Research published last month in the journal Reproductive BioMedicine Online indicates that a new freezing technique to store human eggs is safe. The study, led by Dr Ri-Cheng Chian, of McGill University, Montreal, Canada, looked at children conceived using eggs frozen by vitrification, and showed that the rate of birth defects was the same as in natural or IVF pregnancy. The study may lead the way for women to freeze their eggs to postpone motherhood.
Vitrification involves removing water from the eggs, adding an agent that acts as an 'anti-freeze', followed by very rapid cooling. This process avoids ice crystals forming which can damage the egg's structure.
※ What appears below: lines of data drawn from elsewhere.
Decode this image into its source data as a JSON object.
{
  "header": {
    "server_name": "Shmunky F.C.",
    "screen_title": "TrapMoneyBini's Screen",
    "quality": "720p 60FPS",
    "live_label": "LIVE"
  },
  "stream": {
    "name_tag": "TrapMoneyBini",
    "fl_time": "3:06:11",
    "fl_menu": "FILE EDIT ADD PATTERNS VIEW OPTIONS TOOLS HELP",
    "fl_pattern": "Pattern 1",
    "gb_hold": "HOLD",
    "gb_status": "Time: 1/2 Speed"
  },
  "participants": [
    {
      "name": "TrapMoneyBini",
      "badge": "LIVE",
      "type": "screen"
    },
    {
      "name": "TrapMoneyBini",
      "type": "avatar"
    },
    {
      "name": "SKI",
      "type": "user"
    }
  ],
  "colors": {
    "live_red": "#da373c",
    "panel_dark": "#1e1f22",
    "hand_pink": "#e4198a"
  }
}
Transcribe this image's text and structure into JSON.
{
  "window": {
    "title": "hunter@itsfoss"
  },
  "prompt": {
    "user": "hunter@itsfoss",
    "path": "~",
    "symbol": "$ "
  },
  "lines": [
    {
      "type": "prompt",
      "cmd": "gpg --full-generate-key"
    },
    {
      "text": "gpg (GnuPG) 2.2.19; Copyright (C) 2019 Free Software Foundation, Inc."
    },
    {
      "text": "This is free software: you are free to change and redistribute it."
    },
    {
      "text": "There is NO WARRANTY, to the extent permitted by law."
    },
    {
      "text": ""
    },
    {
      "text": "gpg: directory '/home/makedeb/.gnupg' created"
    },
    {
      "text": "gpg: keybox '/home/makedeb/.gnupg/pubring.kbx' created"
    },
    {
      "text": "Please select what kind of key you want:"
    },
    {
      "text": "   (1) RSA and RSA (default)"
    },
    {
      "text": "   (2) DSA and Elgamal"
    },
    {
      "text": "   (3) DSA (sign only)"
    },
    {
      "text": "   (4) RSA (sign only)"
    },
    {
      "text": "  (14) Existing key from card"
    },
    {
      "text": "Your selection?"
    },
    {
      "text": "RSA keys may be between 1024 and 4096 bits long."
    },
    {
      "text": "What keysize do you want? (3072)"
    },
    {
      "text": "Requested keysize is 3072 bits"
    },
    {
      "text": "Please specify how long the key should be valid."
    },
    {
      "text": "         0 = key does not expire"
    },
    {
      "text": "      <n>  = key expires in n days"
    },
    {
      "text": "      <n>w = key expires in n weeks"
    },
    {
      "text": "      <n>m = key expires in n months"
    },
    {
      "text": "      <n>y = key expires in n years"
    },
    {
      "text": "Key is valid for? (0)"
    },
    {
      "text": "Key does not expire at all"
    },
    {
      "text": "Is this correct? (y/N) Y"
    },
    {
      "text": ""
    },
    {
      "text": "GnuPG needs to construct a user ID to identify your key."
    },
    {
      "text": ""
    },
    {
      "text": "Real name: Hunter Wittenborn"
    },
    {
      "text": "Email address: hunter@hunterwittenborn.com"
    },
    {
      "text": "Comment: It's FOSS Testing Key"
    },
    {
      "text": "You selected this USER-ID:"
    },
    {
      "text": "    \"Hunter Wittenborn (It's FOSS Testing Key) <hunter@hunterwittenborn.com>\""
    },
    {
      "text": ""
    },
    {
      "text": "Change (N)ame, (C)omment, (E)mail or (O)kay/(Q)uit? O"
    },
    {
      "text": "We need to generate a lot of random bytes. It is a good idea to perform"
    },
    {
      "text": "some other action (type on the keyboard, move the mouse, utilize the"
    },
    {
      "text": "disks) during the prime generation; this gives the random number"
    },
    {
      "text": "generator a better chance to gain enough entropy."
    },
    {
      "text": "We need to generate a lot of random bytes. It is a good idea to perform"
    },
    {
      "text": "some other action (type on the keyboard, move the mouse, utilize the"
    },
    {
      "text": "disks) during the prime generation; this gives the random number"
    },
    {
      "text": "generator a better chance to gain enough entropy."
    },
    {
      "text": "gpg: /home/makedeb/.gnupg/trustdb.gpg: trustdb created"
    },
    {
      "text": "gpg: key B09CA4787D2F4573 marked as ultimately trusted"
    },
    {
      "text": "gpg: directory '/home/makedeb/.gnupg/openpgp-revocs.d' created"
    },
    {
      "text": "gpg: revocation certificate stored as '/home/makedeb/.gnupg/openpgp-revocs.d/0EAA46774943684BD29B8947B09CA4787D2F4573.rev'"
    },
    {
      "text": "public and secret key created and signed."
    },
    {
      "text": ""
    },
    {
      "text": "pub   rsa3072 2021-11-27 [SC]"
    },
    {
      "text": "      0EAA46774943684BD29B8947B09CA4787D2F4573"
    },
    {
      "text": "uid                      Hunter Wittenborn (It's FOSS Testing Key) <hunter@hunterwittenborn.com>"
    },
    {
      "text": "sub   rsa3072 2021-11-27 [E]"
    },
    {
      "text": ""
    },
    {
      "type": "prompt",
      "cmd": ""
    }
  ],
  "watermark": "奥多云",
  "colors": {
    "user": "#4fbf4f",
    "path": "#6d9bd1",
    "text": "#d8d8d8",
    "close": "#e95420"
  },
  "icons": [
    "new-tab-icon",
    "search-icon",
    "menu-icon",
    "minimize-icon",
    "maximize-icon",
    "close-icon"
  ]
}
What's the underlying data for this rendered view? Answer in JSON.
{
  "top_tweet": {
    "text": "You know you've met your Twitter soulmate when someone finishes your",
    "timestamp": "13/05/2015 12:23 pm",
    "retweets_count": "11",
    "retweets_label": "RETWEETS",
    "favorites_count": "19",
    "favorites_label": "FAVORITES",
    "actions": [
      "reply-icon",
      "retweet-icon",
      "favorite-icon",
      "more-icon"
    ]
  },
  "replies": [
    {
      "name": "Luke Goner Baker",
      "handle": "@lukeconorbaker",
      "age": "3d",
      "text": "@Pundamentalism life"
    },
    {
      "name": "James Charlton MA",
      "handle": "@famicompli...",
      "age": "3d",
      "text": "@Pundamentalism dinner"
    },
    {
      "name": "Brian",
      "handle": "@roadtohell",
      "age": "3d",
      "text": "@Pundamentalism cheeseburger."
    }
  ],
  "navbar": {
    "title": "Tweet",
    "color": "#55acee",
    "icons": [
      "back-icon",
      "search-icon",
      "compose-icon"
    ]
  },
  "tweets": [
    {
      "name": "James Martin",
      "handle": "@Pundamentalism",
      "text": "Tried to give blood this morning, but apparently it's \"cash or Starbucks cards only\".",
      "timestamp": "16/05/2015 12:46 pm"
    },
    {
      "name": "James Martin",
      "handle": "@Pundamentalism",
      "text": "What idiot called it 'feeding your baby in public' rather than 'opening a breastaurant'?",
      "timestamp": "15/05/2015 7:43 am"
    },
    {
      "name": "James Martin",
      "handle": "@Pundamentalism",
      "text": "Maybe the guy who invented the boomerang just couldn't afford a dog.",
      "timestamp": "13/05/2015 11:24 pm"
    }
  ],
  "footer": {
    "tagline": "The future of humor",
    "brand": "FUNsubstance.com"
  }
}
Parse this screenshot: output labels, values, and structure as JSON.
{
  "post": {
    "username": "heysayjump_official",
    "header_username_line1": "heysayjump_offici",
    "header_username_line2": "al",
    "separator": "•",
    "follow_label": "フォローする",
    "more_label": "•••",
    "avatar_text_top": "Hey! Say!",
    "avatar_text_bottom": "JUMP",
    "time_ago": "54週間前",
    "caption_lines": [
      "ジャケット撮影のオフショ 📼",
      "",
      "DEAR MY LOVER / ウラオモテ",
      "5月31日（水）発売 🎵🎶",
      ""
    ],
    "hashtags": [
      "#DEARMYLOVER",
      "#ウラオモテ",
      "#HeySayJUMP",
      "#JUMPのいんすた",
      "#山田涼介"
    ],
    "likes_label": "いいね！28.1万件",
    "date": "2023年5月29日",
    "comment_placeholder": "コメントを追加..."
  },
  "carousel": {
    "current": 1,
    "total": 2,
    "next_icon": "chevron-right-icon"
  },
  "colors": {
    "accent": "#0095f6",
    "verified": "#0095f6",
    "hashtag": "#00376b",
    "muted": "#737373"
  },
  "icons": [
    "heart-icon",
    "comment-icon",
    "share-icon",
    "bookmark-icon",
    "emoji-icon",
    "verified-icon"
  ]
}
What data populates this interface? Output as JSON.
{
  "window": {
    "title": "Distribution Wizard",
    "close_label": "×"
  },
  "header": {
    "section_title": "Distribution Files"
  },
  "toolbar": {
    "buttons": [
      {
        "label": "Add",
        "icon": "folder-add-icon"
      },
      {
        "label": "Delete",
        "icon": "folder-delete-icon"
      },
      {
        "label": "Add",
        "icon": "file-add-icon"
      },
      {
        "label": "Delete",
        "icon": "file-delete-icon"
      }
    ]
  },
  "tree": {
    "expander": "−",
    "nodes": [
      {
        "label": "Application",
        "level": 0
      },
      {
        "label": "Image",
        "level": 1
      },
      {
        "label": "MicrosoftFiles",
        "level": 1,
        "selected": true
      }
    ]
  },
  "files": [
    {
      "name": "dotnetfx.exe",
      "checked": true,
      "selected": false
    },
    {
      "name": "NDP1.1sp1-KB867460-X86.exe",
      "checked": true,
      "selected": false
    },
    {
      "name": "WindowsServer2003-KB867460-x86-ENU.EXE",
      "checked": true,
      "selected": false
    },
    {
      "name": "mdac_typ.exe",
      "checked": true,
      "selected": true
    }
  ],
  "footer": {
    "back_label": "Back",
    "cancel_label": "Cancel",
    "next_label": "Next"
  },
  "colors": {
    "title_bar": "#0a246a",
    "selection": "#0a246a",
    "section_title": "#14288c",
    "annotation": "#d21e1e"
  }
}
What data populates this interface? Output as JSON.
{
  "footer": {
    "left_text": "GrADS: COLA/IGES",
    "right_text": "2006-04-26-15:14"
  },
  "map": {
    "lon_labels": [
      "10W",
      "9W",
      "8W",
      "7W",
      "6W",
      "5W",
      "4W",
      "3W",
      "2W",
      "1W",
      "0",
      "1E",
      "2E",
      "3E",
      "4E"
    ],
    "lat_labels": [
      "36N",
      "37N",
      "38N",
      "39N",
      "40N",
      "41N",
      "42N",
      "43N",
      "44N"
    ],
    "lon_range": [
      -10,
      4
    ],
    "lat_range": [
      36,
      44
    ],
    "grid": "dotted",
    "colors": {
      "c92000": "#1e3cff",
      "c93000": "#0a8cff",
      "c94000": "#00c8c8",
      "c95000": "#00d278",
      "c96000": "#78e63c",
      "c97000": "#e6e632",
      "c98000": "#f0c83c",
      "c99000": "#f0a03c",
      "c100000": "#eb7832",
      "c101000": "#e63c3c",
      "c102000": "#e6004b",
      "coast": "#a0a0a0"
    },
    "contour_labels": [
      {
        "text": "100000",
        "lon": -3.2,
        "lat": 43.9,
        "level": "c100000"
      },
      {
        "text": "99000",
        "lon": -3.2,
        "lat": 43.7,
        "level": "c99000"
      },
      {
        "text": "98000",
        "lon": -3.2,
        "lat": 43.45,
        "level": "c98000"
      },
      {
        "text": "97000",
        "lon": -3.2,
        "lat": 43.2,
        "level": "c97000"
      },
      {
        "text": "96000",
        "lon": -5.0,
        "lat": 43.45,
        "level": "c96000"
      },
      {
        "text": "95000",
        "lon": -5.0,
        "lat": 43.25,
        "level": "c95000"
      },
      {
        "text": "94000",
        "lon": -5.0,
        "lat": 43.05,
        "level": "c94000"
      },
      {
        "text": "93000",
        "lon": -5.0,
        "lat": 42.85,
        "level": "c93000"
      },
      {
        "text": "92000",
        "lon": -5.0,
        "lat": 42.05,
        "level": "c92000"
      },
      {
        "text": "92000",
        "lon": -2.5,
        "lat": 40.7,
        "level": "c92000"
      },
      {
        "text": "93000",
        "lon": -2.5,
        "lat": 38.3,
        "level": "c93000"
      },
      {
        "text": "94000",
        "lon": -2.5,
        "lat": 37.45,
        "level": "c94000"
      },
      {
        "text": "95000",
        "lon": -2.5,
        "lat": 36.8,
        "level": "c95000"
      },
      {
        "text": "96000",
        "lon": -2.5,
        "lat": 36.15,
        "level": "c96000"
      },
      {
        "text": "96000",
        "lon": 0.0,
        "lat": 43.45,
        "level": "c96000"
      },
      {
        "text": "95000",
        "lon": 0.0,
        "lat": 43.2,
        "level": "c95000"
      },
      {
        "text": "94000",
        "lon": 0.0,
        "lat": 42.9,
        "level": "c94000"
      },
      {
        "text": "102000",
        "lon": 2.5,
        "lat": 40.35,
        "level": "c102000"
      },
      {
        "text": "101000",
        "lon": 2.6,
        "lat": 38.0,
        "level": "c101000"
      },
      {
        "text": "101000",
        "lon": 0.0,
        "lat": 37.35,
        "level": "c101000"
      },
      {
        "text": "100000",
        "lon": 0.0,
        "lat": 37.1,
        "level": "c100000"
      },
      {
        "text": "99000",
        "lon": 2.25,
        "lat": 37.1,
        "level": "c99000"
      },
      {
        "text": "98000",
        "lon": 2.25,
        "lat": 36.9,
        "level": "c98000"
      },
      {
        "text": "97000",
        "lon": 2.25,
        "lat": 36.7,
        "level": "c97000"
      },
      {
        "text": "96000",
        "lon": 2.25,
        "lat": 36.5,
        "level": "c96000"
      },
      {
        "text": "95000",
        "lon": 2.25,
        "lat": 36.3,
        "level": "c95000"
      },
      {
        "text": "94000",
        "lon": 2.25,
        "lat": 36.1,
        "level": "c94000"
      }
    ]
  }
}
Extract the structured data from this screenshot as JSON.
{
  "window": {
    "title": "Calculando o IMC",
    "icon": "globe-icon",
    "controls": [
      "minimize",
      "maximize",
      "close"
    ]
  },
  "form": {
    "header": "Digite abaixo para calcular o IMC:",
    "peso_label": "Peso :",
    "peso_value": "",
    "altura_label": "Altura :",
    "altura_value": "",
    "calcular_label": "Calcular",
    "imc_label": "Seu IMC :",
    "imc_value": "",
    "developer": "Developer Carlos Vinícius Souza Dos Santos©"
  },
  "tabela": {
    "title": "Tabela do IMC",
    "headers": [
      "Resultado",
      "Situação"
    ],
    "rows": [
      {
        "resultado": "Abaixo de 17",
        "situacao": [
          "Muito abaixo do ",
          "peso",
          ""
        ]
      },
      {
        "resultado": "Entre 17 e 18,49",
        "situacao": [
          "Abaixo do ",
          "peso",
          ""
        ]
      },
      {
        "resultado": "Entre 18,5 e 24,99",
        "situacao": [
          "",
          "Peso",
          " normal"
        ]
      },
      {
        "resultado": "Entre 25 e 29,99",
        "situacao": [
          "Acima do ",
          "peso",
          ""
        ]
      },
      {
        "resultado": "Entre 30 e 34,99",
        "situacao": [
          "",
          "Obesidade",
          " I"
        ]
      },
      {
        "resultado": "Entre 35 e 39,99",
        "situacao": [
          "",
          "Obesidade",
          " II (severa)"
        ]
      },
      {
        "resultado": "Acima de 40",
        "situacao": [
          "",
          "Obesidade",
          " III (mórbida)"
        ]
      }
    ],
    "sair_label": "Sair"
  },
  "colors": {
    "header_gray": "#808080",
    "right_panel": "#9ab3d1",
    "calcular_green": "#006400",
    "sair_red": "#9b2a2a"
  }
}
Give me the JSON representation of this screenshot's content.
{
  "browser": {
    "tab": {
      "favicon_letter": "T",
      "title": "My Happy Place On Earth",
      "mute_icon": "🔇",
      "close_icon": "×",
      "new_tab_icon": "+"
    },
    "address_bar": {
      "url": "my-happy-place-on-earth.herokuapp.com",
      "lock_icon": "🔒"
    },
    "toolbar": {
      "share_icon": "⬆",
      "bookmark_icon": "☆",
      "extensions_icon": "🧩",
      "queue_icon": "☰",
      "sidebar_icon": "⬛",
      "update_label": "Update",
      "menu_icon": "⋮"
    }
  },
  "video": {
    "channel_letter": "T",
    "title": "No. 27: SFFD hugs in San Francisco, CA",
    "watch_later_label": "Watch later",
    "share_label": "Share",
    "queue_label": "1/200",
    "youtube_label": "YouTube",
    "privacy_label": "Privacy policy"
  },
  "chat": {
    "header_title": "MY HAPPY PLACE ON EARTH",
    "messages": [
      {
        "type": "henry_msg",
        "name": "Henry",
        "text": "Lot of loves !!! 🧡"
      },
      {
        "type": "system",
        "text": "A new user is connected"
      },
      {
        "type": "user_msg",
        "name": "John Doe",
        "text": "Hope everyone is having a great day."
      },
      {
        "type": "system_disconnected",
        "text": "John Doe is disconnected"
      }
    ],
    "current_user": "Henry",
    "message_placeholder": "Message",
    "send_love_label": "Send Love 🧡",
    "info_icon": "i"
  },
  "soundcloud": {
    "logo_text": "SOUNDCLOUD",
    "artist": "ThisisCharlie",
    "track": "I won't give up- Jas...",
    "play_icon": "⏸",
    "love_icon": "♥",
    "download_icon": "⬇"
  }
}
When this is done, 95 per cent of eggs survive the thawing process compared to 50-60 per cent of eggs frozen using previous techniques.
The new study looked at 200 children born after the technique was used, and found that only 2.5 per cent had birth defects, which is comparable to rates in natural or IVF pregnancy. The average birth weight was also no different in children conceived using vitrified eggs compared to children conceived naturally or using IVF. The freezing of eggs is not currently routinely available, as the freezing of sperm and embryos is, due to safety fears.
A woman's fertility rapidly declines after the age of 35, and there are both social and medical reasons why women may wish to freeze their eggs before this time, for later IVF treatment. Social reasons include wanting to delay motherhood to develop a career, or find the right partner. In addition, the freezing of eggs may be more acceptable to those who have ethical objections to freezing embryos. Medical reasons for freezing eggs include doing so before facing treatment that may reduce fertility, such as cancer therapy.
Currently this is the only large-scale study looking at the effects of vitrification on birth defects. Dr Allan Pacey, secretary of the British Fertility Society (BFS), said that more, similar studies are needed to verify the safety of the technique.